Watching Your Well-Being: What Social Factors Impact Our Health?

Watching Your Well-Being: What Social Factors Impact Our Health?

Watching Your Well-Being: What Social Factors Impact Our Health?

When it comes to watching out for our well-being, certain social factors can have dramatic impacts on our overall health. Perhaps most importantly, our socioeconomic status can affect both our quality of life and our well-being.

But what are the social determinants that dictate our socioeconomic status, and ultimately, our health? Some of these factors include our income, whether we have access to safe and sanitary housing, nutritious food sources, and quality healthcare, as well as how much support we receive from our social networks.

Stay with us as we discuss.

Social Determinants of Health and How They Impact Our Well-Being

According to public health experts and studies by the World Health Organization, social factors such as our income, housing conditions, food security, access to healthcare, and level of social connectedness, account for up to 55% of health outcomes.

Let’s explore these factors in further detail.

Salary, Wage, or Income

If we have a low income, our health can suffer. This fact has been well documented, with recent studies having found that lower-income earners experience consistently lower mental health and levels of physical well-being than their wealthier counterparts.

Why? If you earn a low wage, your quality of life can be comparatively low (when compared to higher-income earners). Financial strain and pressure can cause a significant amount of stress. There also are fewer opportunities for uplifting and mood-boosting activities in our downtime, due to having less disposable income. This can result in a reduced sense of work/life balance, which can cause emotional burnout.

The truth? We need to be able to enjoy our lifestyles to cultivate optimal mental and emotional health. If we are feeling unwell mentally, we are also more likely to neglect our physical health.

Access to Safe Housing

Substandard housing conditions and inequalities in housing can also contribute to poor health. What does this mean? If we don’t have access to safe, quality housing, this can have a huge impact on our physical and mental well-being, for example:

  • Inadequate and unsafe housing facilities can cause injuries such as falling, which can be fatal in older adults.
  • Moldy and unsanitary living conditions can expose inhabitants to a greater risk of developing chronic and infectious diseases such as tuberculosis and other respiratory conditions.
  • Inhabitating housing that does not make us feel safe, comfortable, or at ease, can increase our susceptibility to developing mental illnesses such as anxiety and depression.

Food Security

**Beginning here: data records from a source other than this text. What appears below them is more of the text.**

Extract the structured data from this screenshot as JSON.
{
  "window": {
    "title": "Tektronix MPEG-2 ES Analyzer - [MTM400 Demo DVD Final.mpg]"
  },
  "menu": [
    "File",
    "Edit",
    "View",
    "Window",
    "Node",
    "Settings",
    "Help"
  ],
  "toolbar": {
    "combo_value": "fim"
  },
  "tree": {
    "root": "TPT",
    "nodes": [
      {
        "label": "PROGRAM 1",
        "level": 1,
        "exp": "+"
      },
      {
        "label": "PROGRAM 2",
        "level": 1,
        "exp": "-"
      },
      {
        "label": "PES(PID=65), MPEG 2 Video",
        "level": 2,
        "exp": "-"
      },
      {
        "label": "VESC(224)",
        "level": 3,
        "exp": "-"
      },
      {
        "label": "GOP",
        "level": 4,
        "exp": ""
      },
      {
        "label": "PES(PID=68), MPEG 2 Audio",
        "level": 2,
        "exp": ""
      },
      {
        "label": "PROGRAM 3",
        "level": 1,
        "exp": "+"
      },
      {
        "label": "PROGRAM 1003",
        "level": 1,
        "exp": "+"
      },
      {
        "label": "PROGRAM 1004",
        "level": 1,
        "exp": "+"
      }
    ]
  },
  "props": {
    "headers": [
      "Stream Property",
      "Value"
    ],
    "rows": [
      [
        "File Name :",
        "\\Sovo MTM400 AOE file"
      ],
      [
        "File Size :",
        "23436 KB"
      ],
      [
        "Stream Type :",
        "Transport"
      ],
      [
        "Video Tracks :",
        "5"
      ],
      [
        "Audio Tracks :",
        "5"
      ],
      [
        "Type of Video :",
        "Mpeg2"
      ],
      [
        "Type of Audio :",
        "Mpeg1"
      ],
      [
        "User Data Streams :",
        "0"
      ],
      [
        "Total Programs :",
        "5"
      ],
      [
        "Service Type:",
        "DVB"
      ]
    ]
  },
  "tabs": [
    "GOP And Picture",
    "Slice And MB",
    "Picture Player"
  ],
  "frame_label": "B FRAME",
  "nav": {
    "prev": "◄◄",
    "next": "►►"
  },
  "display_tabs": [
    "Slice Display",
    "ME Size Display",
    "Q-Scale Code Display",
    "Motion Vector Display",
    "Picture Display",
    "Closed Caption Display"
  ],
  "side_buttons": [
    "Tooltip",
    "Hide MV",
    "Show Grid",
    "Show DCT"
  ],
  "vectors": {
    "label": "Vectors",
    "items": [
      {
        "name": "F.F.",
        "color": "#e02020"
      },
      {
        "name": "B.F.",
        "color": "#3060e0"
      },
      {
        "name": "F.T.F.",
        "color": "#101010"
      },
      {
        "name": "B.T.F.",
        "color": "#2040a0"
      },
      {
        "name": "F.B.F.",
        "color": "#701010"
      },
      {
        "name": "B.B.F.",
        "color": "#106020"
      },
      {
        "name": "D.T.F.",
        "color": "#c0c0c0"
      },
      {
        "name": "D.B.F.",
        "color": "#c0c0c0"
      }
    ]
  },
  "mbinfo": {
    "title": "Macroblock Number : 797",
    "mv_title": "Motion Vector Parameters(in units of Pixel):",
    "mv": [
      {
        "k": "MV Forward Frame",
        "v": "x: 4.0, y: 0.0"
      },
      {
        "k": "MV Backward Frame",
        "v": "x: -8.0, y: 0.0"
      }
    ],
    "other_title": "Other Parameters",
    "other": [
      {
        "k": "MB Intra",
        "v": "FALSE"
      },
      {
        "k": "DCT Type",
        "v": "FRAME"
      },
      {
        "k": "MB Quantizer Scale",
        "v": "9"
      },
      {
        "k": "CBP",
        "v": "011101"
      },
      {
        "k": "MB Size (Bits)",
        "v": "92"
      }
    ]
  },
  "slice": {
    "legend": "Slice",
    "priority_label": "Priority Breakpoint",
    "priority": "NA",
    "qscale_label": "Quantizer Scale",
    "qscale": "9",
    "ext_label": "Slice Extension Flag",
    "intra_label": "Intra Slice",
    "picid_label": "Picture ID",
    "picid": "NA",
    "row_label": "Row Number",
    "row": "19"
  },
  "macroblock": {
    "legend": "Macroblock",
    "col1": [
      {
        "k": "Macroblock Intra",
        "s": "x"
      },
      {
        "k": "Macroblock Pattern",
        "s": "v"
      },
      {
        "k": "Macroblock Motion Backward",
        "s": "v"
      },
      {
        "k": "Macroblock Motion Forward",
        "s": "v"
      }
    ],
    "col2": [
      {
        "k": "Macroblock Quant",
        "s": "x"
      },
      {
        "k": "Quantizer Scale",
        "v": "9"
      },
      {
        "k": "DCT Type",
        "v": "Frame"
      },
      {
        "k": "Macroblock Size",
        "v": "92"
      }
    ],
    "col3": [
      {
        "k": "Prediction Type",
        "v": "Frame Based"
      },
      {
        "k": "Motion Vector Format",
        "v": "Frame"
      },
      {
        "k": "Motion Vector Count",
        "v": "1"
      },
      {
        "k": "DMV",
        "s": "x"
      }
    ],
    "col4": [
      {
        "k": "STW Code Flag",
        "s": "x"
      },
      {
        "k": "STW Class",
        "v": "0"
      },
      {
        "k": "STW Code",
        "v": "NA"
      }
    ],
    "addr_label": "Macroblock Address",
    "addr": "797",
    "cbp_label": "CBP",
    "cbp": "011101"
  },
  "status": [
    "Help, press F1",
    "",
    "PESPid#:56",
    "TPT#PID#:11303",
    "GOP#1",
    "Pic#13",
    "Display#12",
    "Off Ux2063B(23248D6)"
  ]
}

When we can’t afford to feed ourselves with nutritious, nourishment-rich dietary sources, our health is, naturally, affected. With cost of living increases and soaring supermarket prices being experienced worldwide, lower-income earners are often forced to cut out nutrient-supplying food sources and opt for cheaper eats – like instant noodles, canned beans, and high-carb fillers – instead.

The payoff? Our nourishment, physical health, and energy levels suffer.

Access to Quality Healthcare

Having access to quality medical treatment and care shouldn’t be a luxury, it should be a right. But sadly, more and more of us are finding healthcare costs out of reach, and avoiding much-needed medical checkups as a result. When choosing between paying for a doctor’s appointment or feeding the family, often, the latter must take priority.

A possible solution? Training up more medical staff like doctors and nurses through industry accreditations like online nurse practitioner programs so that healthcare resources can be less stretched, more available, and more accessible to low-income earners.

Social Network and Support

Finally, social connectedness. Being socially connected can do much to support our physical and mental health; conversely, social isolation can have detrimental effects on our health.

Why? Social isolation can cause feelings of intense loneliness, which can lead people to develop mental illnesses such as depression and anxiety. Unsupported and disconnected, when we are intensely lonely and isolated, we cannot function optimally.

Considering the impacts of social factors on our well-being is important. Why? Being aware of these issues can help counteract the problem, and support individuals in reaching optimal health.

To recap the common social determinants of health:

Lower incomes can affect both our mental and physical health and our quality of life. Limited access to safe, sanitary housing and nutritious food sources can result in illness and disease. Just as important is receiving emotional support from our social networks. Without it, we are at risk of developing mental conditions such as loneliness, anxiety, and depression.